Randy Walker, of Statesboro, Ga., officially took over supervision of McMinnville Fire Department on Monday.
Walker heard about the job through some friends at the fire academy in Bell Buckle and decided to make a move. Though he liked Georgia, McMinnville is closer to his relatives.
“I have family still in Kentucky, so it was a better fit for me geographically,” Walker said. “But also I’m just very fond of Middle Tennessee.”
Walker has 30 years firefighting experience. He has previously served as fire chief in three communities, Bulloch County, Ga., where Statesboro is the county seat, Camilla, Ga., and Morehead, Ky. He has had extensive experience in training firefighters, having served as a fire service instructor I and II in Bell Buckle, Tenn., as captain and training/ safety officer at Henderson Fire Department in Henderson, Ky., and as fire training coordinator at Kentucky Technical College in Moorhead, Ky.

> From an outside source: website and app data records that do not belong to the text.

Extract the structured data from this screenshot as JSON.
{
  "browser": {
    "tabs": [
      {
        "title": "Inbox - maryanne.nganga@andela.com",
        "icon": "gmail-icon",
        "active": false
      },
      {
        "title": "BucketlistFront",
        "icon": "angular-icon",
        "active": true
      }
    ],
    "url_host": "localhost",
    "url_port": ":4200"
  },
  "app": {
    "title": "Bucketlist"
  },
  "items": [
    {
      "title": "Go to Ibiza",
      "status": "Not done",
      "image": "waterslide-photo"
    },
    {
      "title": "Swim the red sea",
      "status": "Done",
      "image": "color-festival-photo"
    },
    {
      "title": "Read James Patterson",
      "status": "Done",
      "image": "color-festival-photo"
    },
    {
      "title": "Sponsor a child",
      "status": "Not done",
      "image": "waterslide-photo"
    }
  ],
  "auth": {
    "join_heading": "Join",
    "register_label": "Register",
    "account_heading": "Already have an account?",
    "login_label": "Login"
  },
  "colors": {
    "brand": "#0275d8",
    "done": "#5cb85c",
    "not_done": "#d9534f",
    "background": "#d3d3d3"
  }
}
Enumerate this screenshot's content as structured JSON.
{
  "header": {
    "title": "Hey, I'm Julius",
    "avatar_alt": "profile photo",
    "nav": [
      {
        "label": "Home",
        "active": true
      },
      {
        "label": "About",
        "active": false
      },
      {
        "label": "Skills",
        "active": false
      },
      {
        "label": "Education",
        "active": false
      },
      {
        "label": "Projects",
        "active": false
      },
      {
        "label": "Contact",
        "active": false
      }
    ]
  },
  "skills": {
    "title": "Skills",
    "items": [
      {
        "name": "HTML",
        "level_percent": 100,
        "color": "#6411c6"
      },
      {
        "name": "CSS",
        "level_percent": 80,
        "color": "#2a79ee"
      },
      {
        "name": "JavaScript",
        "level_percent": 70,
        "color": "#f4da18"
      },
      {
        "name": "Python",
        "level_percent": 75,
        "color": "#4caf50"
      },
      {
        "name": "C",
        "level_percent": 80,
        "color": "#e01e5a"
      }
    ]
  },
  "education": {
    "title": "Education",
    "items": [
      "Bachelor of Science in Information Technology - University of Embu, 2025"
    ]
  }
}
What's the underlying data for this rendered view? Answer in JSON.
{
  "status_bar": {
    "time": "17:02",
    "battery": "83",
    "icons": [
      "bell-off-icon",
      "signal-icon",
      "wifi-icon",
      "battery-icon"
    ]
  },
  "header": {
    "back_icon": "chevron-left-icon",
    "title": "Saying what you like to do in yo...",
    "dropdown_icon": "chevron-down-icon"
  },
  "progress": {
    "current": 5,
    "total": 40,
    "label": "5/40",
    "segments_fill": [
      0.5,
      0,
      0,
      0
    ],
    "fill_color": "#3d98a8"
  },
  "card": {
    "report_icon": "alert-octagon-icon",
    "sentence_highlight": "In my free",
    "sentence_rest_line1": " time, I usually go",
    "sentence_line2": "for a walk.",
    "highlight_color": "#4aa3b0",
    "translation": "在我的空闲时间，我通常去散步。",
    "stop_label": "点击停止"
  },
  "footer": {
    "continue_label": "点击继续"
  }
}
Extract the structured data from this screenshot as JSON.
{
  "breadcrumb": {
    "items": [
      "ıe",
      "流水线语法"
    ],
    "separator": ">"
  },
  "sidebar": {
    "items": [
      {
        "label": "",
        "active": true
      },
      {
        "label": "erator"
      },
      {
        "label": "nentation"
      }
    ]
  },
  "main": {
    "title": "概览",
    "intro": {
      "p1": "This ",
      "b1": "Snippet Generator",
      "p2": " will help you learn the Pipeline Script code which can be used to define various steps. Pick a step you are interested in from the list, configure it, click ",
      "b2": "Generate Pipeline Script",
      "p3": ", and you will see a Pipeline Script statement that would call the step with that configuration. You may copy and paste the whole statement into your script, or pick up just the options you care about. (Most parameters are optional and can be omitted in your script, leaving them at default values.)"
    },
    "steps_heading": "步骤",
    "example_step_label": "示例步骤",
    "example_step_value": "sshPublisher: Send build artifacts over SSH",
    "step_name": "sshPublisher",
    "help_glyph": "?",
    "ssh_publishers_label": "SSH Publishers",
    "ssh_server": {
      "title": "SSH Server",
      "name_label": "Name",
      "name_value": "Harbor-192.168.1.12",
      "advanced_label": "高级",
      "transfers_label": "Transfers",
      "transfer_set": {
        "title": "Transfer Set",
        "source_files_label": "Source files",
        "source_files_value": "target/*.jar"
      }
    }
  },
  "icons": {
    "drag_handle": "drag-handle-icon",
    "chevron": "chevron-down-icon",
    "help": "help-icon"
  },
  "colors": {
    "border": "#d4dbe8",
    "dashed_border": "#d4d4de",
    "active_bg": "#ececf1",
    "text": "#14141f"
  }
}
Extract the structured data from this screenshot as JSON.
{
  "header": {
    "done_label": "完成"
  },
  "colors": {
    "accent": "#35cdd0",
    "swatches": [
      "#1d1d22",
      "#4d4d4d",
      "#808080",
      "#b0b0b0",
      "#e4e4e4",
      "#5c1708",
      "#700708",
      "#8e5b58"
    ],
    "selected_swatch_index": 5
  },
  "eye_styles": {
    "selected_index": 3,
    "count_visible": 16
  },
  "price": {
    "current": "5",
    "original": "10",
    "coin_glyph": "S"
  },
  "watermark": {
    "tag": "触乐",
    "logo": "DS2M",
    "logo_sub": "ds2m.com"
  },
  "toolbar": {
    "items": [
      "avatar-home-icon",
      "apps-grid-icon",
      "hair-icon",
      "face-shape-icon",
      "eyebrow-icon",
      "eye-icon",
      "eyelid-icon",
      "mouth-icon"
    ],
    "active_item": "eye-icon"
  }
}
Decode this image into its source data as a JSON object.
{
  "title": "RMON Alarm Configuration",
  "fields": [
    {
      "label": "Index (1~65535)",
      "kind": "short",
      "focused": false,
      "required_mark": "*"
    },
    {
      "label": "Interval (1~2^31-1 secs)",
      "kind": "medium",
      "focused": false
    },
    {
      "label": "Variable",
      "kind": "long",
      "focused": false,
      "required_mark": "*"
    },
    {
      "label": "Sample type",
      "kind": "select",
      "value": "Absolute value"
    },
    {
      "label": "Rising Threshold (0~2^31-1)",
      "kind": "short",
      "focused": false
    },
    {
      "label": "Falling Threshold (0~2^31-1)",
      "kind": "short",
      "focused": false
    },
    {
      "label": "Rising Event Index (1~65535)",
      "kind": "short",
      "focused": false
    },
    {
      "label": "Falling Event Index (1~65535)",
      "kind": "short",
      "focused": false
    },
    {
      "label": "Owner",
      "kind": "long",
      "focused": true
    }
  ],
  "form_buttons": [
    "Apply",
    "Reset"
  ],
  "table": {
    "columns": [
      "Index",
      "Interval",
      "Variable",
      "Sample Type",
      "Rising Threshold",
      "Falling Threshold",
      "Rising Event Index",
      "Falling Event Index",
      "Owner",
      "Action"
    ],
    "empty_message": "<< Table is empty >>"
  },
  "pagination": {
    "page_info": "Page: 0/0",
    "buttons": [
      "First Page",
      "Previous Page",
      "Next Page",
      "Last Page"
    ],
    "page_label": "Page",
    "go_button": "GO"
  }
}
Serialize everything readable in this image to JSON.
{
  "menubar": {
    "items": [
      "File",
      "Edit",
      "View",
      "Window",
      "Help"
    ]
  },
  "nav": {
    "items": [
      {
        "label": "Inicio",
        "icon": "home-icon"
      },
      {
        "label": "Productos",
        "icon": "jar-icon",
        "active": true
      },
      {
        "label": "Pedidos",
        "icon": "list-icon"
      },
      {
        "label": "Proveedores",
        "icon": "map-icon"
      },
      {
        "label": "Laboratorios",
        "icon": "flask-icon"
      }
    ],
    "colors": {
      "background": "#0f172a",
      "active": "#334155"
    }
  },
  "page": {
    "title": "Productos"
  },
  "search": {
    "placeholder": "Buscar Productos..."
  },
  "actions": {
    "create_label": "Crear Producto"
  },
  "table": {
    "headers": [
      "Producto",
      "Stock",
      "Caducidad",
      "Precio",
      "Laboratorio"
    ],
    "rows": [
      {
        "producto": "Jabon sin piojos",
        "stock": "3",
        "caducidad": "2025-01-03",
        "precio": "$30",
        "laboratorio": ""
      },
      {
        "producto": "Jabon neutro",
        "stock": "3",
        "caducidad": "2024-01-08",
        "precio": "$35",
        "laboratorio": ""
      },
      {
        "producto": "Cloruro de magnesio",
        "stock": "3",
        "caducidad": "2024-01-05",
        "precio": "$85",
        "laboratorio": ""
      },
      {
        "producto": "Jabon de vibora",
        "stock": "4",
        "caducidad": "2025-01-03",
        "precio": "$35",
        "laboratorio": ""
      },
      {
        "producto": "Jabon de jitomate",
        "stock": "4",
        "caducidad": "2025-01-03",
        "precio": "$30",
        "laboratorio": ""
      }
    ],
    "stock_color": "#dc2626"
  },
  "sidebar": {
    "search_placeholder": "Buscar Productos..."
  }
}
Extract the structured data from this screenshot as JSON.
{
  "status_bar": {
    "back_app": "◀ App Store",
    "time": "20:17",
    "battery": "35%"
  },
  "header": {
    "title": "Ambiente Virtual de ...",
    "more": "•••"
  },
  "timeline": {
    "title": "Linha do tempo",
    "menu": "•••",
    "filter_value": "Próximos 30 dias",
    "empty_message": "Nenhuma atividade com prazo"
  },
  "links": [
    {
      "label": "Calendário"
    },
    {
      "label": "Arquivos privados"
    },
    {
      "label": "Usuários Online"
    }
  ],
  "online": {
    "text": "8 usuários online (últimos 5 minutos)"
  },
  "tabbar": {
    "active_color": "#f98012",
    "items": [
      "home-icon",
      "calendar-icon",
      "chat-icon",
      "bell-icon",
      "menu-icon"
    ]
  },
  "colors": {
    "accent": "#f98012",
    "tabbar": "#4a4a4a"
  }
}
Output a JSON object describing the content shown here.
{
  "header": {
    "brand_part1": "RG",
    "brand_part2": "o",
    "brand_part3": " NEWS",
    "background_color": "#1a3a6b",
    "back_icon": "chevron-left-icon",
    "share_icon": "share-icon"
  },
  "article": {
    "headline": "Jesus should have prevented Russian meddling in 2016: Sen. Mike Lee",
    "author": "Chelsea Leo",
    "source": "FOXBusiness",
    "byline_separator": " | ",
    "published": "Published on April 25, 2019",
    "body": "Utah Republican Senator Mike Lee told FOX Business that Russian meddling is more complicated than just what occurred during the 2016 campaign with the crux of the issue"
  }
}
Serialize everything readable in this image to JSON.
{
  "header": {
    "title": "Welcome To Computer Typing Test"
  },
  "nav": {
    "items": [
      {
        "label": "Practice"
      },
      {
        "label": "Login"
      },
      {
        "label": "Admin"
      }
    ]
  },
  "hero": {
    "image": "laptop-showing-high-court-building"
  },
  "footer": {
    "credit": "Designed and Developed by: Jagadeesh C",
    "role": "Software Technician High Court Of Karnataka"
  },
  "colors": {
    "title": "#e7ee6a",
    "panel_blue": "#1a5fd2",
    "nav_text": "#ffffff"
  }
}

Walker also served as deputy state fire marshal in the Kentucky State Fire Marshal’s office.
Walker said he is impressed with the quality and attitude of the 28 men he will be supervising.
“We have guys with a ton of experience that they bring to the table, and we have some really young guys who are energetic go-getters,” said Walker. “So we’ve got a really good mixture to work with.”
The new chief said his main goal for the job long term is to keep McMinnville Fire Department moving forward, work with the employees to improve and expand the training program, and to bring in new technology and equipment.
“In the short term I’ve been busy trying to get a handle on where we’re at, what we have, make sure the guys’ safety needs are met,” Walker said. “That their basic needs are met and operationally we’re sound.”
He says he is interested in hearing from the men when it comes to equipment, like new breathing apparatus.
“They’re the ones wearing them when they go into a burning building,” Walker said. “So I think they need to have some input into the process. What type, what brand, evaluating the vendors and things like that. I believe in involving them as much as we can, because, as I said before, we have guys here with a wealth of knowledge.”
Walker says he is aware of the controversy concerning the first responder program, but his understanding is the plan is to keep it going.
“Right now we’re keeping everything intact exactly as it has been,” Walker said, noting that across the U.S., statistics show fires are actually on the decrease and fire departments are providing more medical emergency services.
“There are more calls for all EMS delivery systems,” Walker said. “Whether it’s a separate system like we have that’s county operated here, or whether it’s actually housed in the fire department. We just do the first responder here.
“We have an aging population, the baby boomers just keep getting older,” Walker said. “So those emergency medical calls are on the increase. It’s placed a higher demand on all delivery systems. I think the system we have in place, they guys are able to go and be of assistance when necessary, is a good one.”
Walker says the firemen have indicated they are behind the first responder program, and in general seem more interested in public safety than their own gain.
“Even though they do earn a paycheck here, they’re not here to get rich,” Walker said. “They do it as a calling, they do it because their heart is in the right place, and that’s serving the public. That’s the reason I love to be associated with firefighters.”